→ **Problem**:
From the entries below, gather each line containing the word "this".
(Extracted records)
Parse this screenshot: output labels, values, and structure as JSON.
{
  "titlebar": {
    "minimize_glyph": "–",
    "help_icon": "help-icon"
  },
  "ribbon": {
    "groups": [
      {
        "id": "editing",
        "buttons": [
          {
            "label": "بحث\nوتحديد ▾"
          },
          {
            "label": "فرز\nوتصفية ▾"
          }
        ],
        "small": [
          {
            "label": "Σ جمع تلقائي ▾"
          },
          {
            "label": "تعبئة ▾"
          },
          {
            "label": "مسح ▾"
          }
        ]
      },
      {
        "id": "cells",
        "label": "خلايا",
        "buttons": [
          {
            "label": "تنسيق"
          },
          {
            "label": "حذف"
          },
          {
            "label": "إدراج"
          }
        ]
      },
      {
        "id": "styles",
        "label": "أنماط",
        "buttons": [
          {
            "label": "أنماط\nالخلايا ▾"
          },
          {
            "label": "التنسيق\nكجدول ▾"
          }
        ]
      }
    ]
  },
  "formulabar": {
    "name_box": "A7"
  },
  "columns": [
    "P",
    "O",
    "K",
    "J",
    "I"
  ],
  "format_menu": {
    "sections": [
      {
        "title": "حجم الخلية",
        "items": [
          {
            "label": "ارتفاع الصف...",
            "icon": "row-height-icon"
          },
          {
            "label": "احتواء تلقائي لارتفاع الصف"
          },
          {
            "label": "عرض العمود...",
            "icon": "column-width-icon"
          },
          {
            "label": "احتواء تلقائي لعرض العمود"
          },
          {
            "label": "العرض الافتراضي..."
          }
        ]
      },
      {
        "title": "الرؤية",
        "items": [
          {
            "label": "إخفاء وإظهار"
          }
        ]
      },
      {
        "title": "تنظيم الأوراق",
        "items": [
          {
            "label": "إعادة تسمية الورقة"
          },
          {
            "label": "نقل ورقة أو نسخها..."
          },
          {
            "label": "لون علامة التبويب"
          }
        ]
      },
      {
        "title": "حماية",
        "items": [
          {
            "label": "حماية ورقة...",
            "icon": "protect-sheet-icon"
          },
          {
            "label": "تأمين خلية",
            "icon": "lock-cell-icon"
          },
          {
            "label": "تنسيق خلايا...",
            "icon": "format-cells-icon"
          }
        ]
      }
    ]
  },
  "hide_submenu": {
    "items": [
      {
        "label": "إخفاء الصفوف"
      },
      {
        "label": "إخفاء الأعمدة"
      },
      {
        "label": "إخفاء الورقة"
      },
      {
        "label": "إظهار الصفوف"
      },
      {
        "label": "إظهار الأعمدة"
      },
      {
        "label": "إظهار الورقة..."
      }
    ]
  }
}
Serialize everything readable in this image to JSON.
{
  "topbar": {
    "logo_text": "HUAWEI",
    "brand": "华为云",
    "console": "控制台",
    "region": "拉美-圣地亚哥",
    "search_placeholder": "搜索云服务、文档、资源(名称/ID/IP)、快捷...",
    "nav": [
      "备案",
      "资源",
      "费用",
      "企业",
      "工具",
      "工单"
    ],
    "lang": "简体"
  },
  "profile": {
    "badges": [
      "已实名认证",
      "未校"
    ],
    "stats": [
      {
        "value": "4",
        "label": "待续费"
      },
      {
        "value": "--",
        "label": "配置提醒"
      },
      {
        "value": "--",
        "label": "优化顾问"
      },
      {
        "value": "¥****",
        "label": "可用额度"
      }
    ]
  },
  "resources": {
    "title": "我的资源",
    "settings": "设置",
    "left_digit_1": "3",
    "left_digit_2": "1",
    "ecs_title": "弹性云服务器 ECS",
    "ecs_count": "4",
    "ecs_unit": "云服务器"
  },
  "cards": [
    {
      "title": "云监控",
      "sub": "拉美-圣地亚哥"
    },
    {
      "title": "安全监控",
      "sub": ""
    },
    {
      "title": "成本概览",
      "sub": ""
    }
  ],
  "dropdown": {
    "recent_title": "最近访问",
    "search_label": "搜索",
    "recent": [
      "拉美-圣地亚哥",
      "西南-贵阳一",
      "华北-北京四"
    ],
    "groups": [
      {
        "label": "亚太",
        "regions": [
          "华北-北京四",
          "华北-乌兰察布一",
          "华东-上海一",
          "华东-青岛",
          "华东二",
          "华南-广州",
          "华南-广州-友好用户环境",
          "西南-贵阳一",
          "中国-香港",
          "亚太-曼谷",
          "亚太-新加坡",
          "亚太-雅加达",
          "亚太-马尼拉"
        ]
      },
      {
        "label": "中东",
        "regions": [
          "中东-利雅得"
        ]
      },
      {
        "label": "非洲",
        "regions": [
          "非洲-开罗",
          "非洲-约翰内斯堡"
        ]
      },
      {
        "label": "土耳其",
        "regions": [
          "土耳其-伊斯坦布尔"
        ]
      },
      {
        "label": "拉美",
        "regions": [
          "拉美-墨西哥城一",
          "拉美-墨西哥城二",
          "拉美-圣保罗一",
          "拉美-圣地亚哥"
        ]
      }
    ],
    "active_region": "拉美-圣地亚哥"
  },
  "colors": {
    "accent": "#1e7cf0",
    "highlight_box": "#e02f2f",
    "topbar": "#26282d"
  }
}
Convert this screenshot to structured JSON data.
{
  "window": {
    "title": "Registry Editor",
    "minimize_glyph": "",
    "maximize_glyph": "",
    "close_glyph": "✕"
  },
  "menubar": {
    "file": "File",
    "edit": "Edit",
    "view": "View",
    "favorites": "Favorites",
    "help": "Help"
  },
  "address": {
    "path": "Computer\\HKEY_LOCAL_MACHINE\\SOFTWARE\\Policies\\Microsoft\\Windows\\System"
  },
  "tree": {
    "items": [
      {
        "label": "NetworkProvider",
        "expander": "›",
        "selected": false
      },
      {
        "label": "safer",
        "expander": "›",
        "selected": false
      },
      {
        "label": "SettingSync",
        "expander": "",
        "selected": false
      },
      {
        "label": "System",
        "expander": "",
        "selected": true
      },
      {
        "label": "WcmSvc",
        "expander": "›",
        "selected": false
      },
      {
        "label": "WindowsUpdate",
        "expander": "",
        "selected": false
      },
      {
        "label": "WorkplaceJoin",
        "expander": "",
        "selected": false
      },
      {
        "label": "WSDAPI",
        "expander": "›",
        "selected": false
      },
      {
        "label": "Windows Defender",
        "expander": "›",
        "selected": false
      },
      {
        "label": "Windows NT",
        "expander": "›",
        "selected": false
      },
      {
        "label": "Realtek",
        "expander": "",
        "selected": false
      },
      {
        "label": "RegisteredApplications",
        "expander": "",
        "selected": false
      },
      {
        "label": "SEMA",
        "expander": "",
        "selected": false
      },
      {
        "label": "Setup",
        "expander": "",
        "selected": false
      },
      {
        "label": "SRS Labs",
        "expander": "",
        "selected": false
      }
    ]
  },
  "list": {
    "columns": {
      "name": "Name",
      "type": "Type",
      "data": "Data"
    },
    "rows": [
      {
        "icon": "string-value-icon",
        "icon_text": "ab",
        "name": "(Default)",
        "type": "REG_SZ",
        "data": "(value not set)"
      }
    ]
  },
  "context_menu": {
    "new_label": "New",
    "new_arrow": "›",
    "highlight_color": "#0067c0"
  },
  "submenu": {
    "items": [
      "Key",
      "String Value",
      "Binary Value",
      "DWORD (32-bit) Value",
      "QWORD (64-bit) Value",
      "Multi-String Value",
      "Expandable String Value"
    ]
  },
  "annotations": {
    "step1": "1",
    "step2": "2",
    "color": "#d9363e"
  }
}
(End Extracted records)
→ **Result**:
Parse this screenshot: output labels, values, and structure as JSON.
Serialize everything readable in this image to JSON.
Convert this screenshot to structured JSON data.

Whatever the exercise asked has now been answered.